# Brief
Where does the word "header" show up in the records? Copy every line that has it.

# Information provided

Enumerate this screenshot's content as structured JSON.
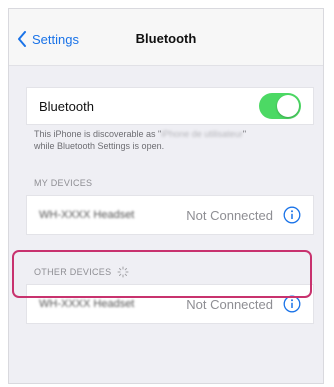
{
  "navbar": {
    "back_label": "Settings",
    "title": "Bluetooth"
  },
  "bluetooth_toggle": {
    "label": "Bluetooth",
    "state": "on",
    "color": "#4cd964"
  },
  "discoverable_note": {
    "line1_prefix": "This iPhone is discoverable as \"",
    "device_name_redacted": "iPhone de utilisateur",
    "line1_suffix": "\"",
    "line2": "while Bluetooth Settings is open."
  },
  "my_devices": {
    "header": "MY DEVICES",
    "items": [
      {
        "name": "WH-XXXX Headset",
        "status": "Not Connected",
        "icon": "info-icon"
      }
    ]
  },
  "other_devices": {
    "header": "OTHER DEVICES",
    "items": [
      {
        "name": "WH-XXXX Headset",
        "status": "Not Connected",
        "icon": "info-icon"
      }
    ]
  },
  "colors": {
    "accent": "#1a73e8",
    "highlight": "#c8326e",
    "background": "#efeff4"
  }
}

# Completed task
    "header": "MY DEVICES",
    "header": "OTHER DEVICES",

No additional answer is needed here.